Published May 7, 1998
The NCAA's "upper crust" is moving toward a formal announcement that it will appeal the $67M verdict in the coaches restricted-earnings case, according to Steve Rock of the K.C. STAR. George Dennison, Univ. of MT President and a member of the NCAA Exec Committee, said, "The appeal is going forward at the recommendation of legal counsel." NCAA General Counsel Elsa Cole "contends that the NCAA wasn't allowed to fully defend its case during the trial." Cole: "We were never able to explain to the jurors that this coaching position was passed as an entry-level position." Despite the likely appeal, Rock writes that "some members of the extended family can't help but wonder whether that's the best idea." Kansas St. basketball coach Tom Asbury: "It's going to prolong it. It'll make the NCAA look foolish" (K.C. STAR, 5/7). USA TODAY's Jack Carey writes the decision could signify the "start of a potential sea of change for intercollegiate sports," and that more NCAA rules "could be threatened by other antitrust rulings." Tulane Sports Law Professor Gary Roberts said the NCAA "has thousands of these rules that could normally constitute a restraint of trade.

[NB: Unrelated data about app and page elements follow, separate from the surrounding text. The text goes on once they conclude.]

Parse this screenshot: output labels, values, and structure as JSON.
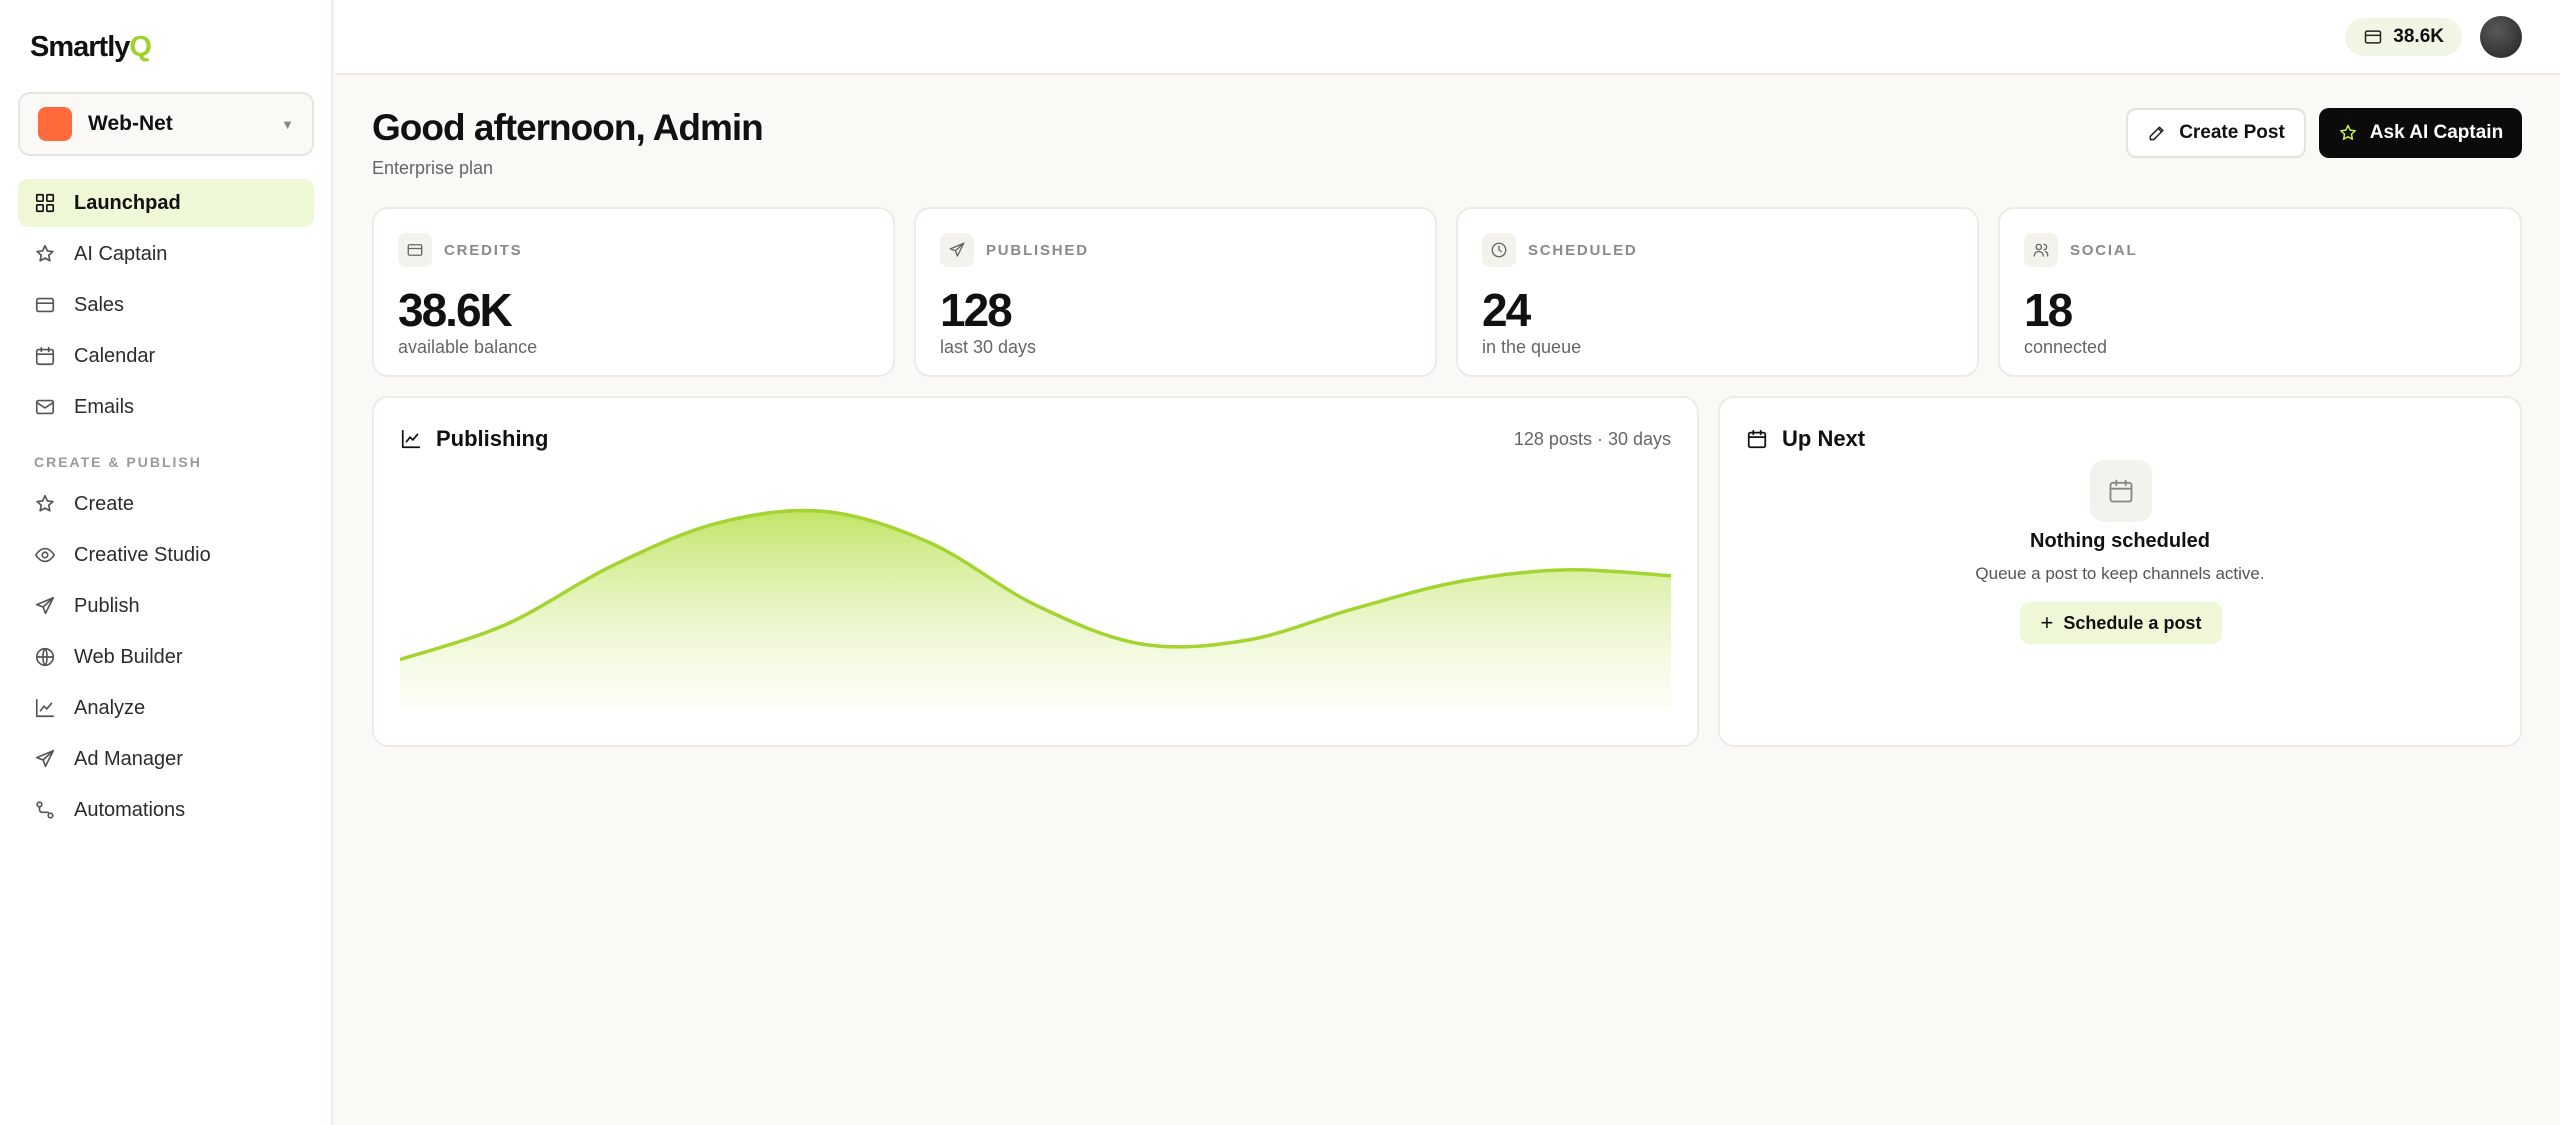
{
  "brand": {
    "name_main": "Smartly",
    "name_accent": "Q",
    "accent_color": "#9fd22a"
  },
  "workspace": {
    "name": "Web-Net",
    "color": "#ff6b3d"
  },
  "nav": {
    "main": [
      {
        "label": "Launchpad",
        "icon": "grid-icon",
        "active": true
      },
      {
        "label": "AI Captain",
        "icon": "star-icon"
      },
      {
        "label": "Sales",
        "icon": "card-icon"
      },
      {
        "label": "Calendar",
        "icon": "calendar-icon"
      },
      {
        "label": "Emails",
        "icon": "mail-icon"
      }
    ],
    "section_label": "CREATE & PUBLISH",
    "create": [
      {
        "label": "Create",
        "icon": "star-icon"
      },
      {
        "label": "Creative Studio",
        "icon": "eye-icon"
      },
      {
        "label": "Publish",
        "icon": "send-icon"
      },
      {
        "label": "Web Builder",
        "icon": "globe-icon"
      },
      {
        "label": "Analyze",
        "icon": "chart-icon"
      },
      {
        "label": "Ad Manager",
        "icon": "send-icon"
      },
      {
        "label": "Automations",
        "icon": "flow-icon"
      }
    ]
  },
  "topbar": {
    "credits": "38.6K"
  },
  "header": {
    "greeting": "Good afternoon, Admin",
    "plan": "Enterprise plan",
    "create_post": "Create Post",
    "ask_ai": "Ask AI Captain"
  },
  "stats": [
    {
      "label": "CREDITS",
      "value": "38.6K",
      "sub": "available balance",
      "icon": "card-icon"
    },
    {
      "label": "PUBLISHED",
      "value": "128",
      "sub": "last 30 days",
      "icon": "send-icon"
    },
    {
      "label": "SCHEDULED",
      "value": "24",
      "sub": "in the queue",
      "icon": "clock-icon"
    },
    {
      "label": "SOCIAL",
      "value": "18",
      "sub": "connected",
      "icon": "users-icon"
    }
  ],
  "publishing": {
    "title": "Publishing",
    "meta": "128 posts · 30 days"
  },
  "chart_data": {
    "type": "area",
    "x": [
      0,
      1,
      2,
      3,
      4,
      5,
      6,
      7,
      8,
      9,
      10,
      11,
      12
    ],
    "values": [
      0.12,
      0.3,
      0.6,
      0.82,
      0.88,
      0.72,
      0.4,
      0.2,
      0.22,
      0.38,
      0.52,
      0.58,
      0.55
    ],
    "ylim": [
      0,
      1
    ],
    "grid": false,
    "color": "#a3d42f"
  },
  "up_next": {
    "title": "Up Next",
    "empty_title": "Nothing scheduled",
    "empty_sub": "Queue a post to keep channels active.",
    "button": "Schedule a post"
  }
}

The problem is they don't know which rules might be OK and which might be a problem" (USA TODAY, 5/7). REAX: A K.C. STAR editorial says the decision "reinforced" the NCAA's "reputation as an overbearing, bureaucracy-riddled organization." It concludes, "Given its contentious attitude through this entire matter, the NCAA likely will try for several more years to avoid paying the coaches the money they justifiably were awarded" (K.C. STAR, 5/7). In DC, Dick Heller writes the NCAA "got what it deserved," and adds that the "latest legal knock ... can only further reduce its dwindling control, perhaps to the point where it will be restructured or replaced as a governing body" (WASHINGTON TIMES, 5/7). In N.Y., William Rhoden writes the committee "had no business imposing restrictions" and the NCAA's lawyers "failed to see the monopolistic implications." Former ACC Commissioner Gene Corrigan, who chaired the committee which recommended the earnings rule, said it was meant to "enhance opportunity, not take it away," during a time of threatened cutbacks. Corrigan: "Only in America. You try to help someone and they turn around and sue you" (N.Y. TIMES, 5/7).